Here’s a review of A Generous Spirit: Selected Works by Beth Brant
Edited by: Janice Gould (Inanna Publications, 2019)
Just published in Herizons Magazine (Fall, 2020)
This inspiring and important book doesn’t just bring Beth Brant (Degonwadonti, Mohawk) to new, younger readers. It enriches current conversations, fueled for example by Anishinaabe-kwe Leanne Betasamosake Simpson’s assertion (in As We Have Always Done,2017) that self-determination starts with one’s most intimate self and sexuality. Hence, Simpson argues ,colonial authorities particularly targeted women and the gender fluid and queer for erasure: to help break that self-determining spirit.
All the more reason to celebrate the combined courage and compassion of lesbian poet, storyteller and essayist Beth Brant for her path-making work, selectively restored here under the fine editing hand of Janice Gould.

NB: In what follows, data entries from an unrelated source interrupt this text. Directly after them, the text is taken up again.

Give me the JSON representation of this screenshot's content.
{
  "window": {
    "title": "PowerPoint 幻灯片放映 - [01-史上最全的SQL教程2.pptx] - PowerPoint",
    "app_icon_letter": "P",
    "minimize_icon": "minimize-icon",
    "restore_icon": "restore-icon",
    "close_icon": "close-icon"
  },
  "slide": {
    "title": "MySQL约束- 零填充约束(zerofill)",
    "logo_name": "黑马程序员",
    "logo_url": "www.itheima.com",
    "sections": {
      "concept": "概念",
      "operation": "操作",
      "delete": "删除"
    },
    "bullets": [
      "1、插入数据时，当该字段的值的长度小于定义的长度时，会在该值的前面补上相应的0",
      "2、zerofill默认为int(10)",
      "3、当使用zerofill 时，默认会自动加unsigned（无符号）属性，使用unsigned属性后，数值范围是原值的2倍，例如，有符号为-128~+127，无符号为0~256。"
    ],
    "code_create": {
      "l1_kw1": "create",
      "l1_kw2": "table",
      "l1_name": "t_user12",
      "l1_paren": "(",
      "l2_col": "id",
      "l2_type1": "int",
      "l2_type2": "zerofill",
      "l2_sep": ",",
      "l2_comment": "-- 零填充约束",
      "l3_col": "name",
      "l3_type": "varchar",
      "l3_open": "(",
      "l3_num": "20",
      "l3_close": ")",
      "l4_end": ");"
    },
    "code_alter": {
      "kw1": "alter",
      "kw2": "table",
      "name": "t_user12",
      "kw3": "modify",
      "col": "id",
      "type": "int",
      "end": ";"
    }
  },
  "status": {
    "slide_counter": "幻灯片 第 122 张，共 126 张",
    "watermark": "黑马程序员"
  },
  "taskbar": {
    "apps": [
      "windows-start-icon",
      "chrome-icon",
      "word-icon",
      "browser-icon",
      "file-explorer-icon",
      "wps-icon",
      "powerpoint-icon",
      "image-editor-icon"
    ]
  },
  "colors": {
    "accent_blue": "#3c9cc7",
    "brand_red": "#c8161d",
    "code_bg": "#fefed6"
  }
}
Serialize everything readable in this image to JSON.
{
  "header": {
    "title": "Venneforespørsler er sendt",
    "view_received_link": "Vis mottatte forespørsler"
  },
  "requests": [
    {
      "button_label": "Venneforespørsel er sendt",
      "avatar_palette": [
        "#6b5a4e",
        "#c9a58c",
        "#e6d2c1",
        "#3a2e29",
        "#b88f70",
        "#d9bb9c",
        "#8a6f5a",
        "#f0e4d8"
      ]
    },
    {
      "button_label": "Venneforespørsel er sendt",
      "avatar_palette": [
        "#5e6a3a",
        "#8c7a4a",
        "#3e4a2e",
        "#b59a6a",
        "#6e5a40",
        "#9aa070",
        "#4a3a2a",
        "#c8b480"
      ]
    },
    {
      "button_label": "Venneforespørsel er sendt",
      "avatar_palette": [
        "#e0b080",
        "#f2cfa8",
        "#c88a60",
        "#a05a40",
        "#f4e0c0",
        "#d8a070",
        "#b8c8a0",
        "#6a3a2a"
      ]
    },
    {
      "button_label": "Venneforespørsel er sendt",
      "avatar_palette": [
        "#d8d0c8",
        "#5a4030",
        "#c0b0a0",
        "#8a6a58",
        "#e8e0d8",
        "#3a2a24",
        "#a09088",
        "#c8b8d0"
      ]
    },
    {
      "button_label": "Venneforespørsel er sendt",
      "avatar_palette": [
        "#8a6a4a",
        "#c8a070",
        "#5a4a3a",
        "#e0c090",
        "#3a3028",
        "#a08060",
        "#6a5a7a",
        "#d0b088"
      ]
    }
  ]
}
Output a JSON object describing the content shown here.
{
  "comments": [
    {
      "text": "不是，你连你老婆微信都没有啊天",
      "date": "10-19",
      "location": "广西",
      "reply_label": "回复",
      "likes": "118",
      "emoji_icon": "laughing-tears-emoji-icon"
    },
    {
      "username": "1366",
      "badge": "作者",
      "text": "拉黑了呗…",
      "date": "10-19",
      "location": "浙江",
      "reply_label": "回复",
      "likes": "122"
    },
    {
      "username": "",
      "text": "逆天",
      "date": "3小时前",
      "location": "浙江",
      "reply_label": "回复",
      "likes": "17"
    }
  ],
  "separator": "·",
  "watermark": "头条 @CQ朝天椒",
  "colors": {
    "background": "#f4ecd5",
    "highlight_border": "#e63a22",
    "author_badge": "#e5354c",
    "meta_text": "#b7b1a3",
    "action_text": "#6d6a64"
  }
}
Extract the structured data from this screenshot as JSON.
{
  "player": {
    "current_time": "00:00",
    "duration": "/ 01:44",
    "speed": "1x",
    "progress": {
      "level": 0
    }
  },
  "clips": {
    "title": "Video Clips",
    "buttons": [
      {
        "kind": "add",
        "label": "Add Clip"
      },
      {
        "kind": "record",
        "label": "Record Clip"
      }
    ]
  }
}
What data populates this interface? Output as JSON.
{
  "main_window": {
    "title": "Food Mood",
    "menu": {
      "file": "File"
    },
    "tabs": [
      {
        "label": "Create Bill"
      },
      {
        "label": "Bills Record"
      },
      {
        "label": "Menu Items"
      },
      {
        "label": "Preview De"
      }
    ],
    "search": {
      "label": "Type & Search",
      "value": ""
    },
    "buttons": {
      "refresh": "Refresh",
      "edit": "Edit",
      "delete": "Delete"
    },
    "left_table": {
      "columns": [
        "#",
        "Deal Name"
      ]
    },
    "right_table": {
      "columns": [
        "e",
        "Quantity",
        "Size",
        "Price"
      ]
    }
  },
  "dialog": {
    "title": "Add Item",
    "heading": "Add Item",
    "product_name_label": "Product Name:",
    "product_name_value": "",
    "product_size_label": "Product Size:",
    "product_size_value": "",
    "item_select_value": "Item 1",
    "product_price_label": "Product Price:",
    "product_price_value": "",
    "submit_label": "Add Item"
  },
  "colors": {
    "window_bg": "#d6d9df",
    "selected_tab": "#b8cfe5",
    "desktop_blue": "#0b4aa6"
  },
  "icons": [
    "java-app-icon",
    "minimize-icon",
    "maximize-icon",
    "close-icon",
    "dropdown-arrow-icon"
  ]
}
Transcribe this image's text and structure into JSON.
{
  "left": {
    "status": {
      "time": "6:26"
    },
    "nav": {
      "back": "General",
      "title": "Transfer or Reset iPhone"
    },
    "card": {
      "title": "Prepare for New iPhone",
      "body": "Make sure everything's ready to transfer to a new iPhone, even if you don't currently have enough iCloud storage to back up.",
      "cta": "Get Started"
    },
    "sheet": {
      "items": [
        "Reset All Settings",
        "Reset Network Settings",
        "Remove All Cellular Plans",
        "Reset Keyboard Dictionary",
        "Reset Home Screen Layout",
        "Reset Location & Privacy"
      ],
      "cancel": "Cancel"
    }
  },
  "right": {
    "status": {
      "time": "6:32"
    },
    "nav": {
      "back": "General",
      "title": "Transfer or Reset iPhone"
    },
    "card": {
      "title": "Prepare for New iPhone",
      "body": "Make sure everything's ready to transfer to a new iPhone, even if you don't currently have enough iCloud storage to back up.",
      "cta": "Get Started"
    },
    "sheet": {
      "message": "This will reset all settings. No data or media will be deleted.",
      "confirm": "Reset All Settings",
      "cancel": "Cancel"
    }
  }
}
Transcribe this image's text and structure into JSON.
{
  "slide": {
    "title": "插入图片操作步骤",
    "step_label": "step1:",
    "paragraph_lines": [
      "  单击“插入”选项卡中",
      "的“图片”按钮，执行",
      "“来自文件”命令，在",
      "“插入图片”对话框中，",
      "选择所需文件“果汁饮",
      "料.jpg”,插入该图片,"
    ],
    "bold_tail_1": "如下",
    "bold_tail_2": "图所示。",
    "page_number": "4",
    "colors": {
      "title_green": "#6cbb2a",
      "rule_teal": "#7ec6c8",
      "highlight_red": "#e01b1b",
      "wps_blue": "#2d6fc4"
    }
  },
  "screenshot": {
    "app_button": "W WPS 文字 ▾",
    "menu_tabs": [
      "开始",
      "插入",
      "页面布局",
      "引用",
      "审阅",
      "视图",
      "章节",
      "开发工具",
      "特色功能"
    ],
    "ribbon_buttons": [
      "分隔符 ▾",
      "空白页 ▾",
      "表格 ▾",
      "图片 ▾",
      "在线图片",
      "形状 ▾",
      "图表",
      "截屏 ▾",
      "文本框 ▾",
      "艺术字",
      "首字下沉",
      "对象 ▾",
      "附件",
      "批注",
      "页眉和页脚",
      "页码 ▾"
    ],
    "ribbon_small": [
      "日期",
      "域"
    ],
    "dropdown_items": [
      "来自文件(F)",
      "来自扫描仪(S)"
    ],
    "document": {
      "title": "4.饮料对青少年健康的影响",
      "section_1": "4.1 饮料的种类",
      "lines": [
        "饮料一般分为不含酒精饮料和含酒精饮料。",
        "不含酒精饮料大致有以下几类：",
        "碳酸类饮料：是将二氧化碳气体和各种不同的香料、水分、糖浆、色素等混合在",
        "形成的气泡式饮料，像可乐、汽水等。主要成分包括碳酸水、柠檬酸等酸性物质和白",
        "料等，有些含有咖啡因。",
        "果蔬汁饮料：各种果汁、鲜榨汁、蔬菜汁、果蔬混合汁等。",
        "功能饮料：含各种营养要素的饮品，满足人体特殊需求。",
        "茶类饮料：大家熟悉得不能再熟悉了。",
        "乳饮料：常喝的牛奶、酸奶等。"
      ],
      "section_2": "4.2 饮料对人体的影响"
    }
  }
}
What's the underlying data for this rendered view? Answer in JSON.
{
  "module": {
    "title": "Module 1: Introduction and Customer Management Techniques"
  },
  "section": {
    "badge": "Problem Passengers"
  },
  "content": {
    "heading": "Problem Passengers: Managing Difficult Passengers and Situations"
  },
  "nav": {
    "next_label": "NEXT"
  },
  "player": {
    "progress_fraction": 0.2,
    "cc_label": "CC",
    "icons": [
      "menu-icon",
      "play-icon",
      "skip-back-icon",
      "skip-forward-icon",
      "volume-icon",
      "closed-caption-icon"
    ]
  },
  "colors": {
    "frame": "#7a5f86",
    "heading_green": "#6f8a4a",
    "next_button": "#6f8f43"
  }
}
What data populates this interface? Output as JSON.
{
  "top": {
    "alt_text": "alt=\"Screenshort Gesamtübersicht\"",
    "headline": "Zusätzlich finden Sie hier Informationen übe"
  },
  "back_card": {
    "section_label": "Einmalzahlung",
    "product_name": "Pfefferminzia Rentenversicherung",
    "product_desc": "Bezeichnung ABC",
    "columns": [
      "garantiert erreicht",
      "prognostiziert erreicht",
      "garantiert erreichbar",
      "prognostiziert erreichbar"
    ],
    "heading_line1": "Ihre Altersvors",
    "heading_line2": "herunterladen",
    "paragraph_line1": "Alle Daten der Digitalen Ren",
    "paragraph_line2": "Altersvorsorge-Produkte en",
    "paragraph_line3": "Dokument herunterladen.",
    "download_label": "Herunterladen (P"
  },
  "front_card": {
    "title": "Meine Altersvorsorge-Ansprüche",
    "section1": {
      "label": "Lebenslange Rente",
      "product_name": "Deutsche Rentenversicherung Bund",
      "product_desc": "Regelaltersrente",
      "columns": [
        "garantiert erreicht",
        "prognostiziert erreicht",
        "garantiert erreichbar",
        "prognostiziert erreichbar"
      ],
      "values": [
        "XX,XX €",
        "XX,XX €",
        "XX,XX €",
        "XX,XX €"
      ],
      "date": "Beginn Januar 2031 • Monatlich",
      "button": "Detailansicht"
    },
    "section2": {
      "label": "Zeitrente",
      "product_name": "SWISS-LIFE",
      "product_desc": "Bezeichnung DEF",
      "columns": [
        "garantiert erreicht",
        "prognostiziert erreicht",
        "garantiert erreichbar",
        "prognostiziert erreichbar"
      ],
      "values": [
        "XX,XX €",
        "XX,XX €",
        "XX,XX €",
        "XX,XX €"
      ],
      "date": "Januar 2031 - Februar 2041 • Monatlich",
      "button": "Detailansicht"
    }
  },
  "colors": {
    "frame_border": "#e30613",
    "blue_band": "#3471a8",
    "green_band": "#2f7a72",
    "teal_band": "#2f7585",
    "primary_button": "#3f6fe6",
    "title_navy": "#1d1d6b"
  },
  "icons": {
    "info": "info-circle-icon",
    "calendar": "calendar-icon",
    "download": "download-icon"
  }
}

Beth Brant was among the first lesbian Indigenous writers to be published, in the flowering of previously unheard voices with the rise of small presses in the 1970s. Her 1984 anthology, A Gathering Spirit, was also the first collection of North American Indian writing to be edited exclusively by an Indian. The anthology has 61 contributors, including women in prison, on reservations, in ‘remote’ rural areas as well as cities – thanks to the effort Brant made writing letters, inviting contributions through every kind of organization she could think of that might touch Indigenous women’s lives.
Then there’s Brant’s own writing, sampled here: from the brash boldness of “Coyote learns a new trick,” where a traditional trickster story is queered into a hilarious tale of lesbian awakening, to the deep compassion for the see-saw of erasure and resistance in “Her name is Helen.” Here, a woman who has learned to define herself as “a dumb Indian,” “a fat, ugly squaw” and “a gay Indian girl” uses the dollar-a-photo booth at the local bus station as a ritual for reclaiming herself.
The generosity signalled in this book’s title is everywhere, including as she brings the particulars of working-poor, and often racialized, dialects and vernacular to the page, honouring the social identities behind them. There are many lines that speak to Brant’s vision and wisdom – such as “Recovery is the act of taking control over the forces that would destroy us.” And “To deny our sexuality is to deny our part in creation.”
Her transformative legacy lives on, as witnessed by the Afterword written by Deborah Miranda who kept both her sexuality and Brant’s books hidden while she stayed in a heterosexual marriage under threat of losing her children. Her moving last word recounts her journey from the books hidden in the heating vent through her dogged pursuit of education until, with the support of her now old-enough-to-choose children plus her longtime friend Margo (now her wife), she secured a tenure-track position at an American university.